Start of Supplied entries

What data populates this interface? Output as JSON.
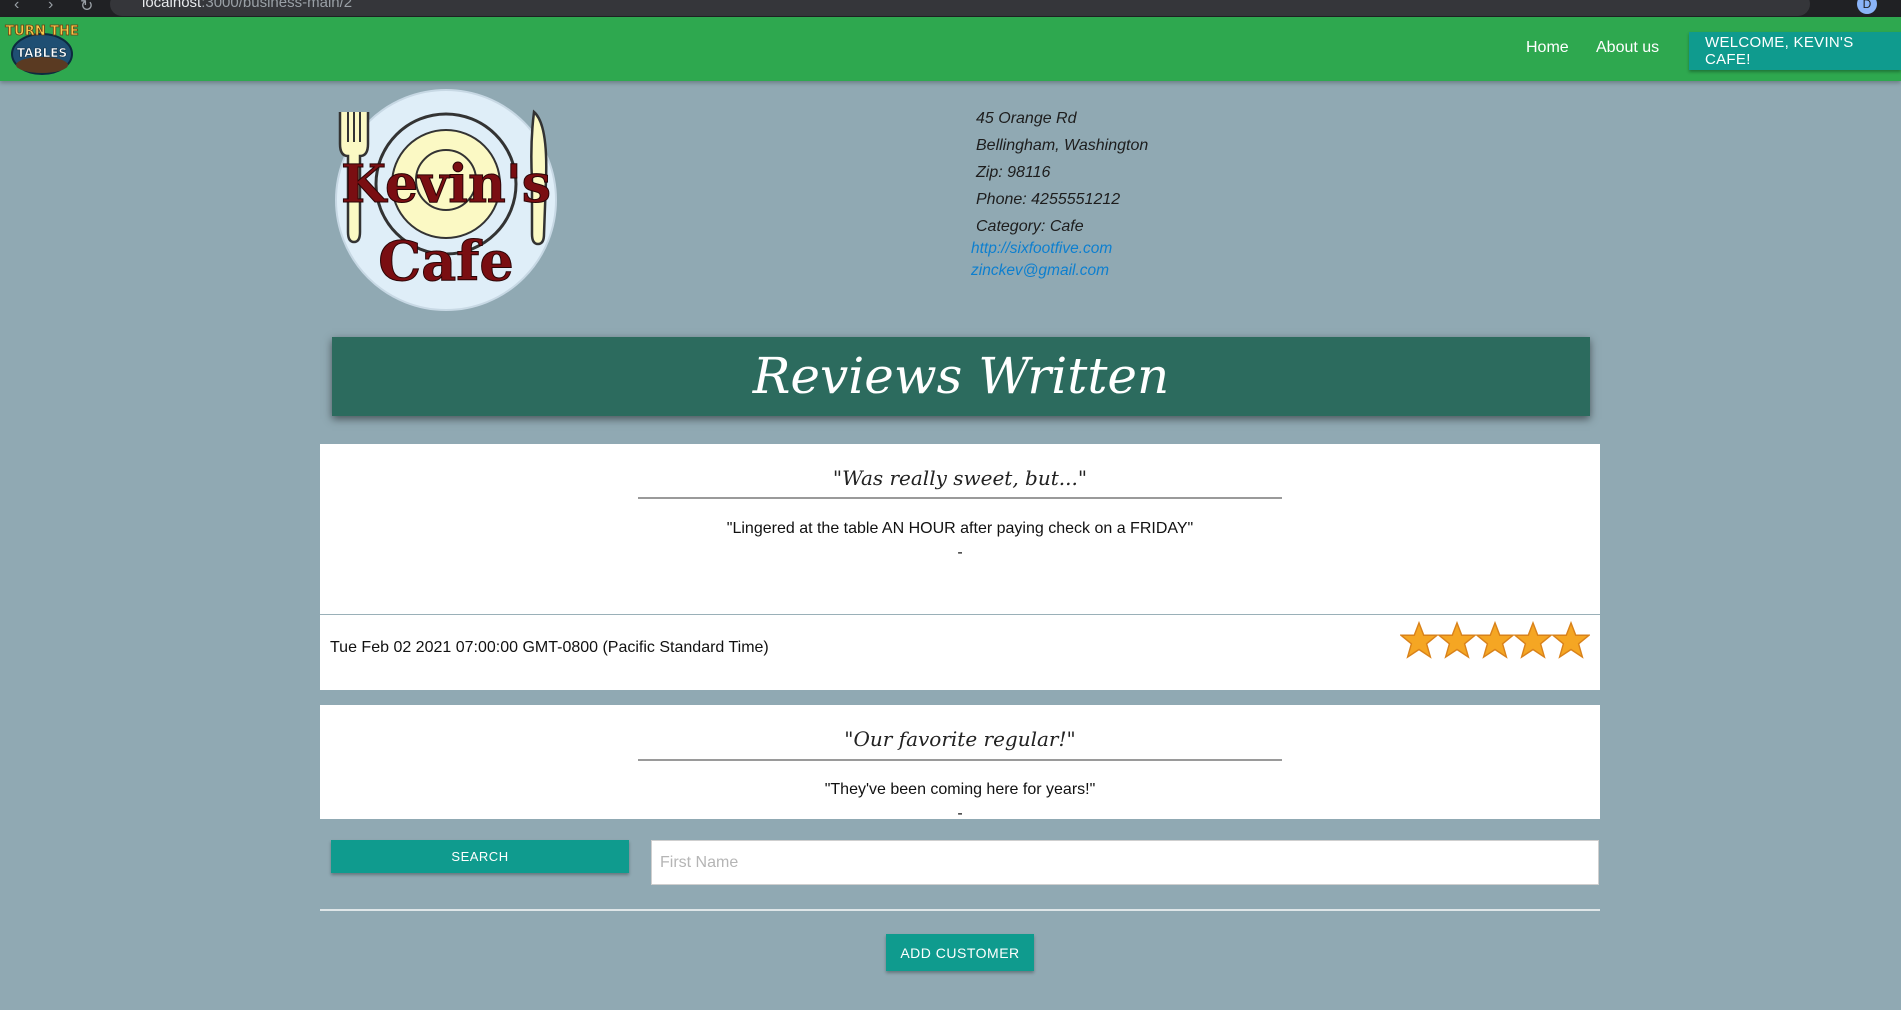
{
  "browser": {
    "url_host": "localhost",
    "url_path": ":3000/business-main/2",
    "profile_initial": "D"
  },
  "nav": {
    "logo_text_top": "TURN THE",
    "logo_text_bottom": "TABLES",
    "home": "Home",
    "about": "About us",
    "welcome": "WELCOME, KEVIN'S CAFE!"
  },
  "business": {
    "logo_text_top": "Kevin's",
    "logo_text_bottom": "Cafe",
    "address": "45 Orange Rd",
    "city_state": "Bellingham, Washington",
    "zip": "Zip: 98116",
    "phone": "Phone: 4255551212",
    "category": "Category: Cafe",
    "website": "http://sixfootfive.com",
    "email": "zinckev@gmail.com"
  },
  "reviews": {
    "heading": "Reviews Written",
    "items": [
      {
        "title": "\"Was really sweet, but...\"",
        "body": "\"Lingered at the table AN HOUR after paying check on a FRIDAY\"",
        "dash": "-",
        "date": "Tue Feb 02 2021 07:00:00 GMT-0800 (Pacific Standard Time)",
        "rating": 5
      },
      {
        "title": "\"Our favorite regular!\"",
        "body": "\"They've been coming here for years!\"",
        "dash": "-"
      }
    ]
  },
  "search": {
    "button": "SEARCH",
    "placeholder": "First Name"
  },
  "add_customer": "ADD CUSTOMER",
  "colors": {
    "nav_green": "#2ea84f",
    "teal_button": "#0f9b8e",
    "banner": "#2c6b5e",
    "background": "#90a9b3",
    "star": "#f5a623"
  }
}
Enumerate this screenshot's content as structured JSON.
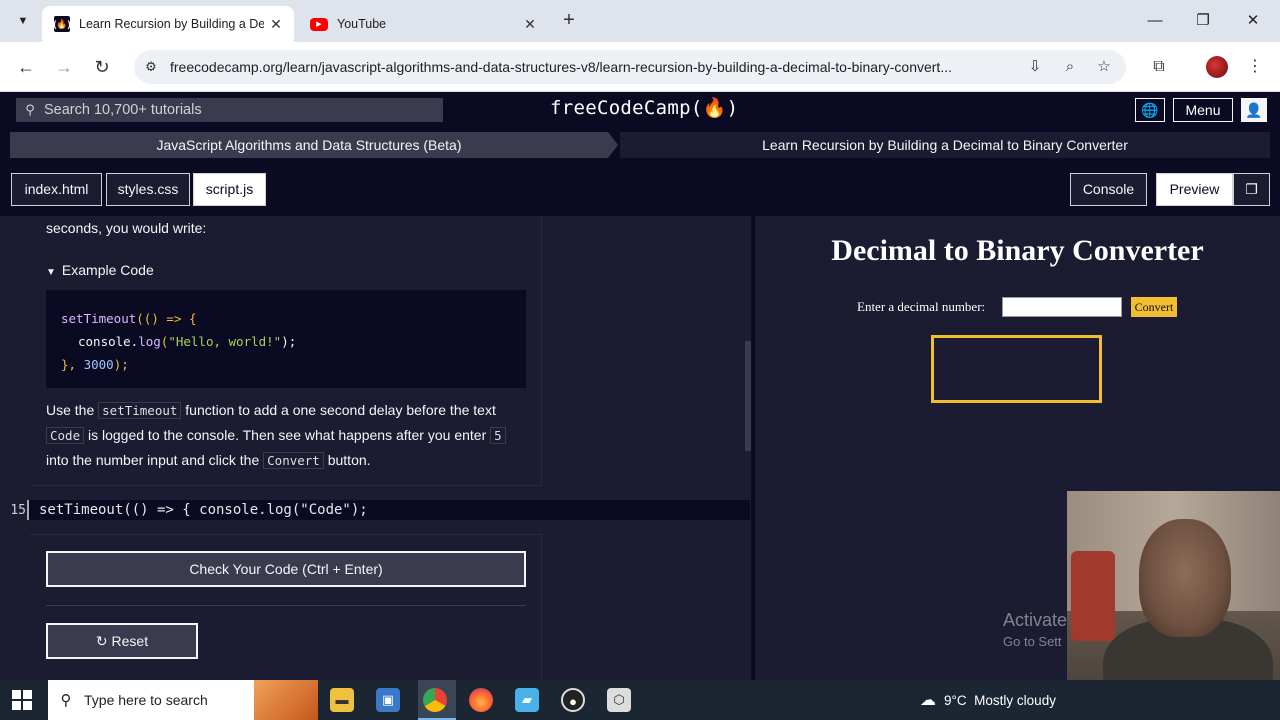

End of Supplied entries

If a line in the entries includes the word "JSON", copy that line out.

What data populates this interface? Output as JSON.
Enumerate this screenshot's content as structured JSON.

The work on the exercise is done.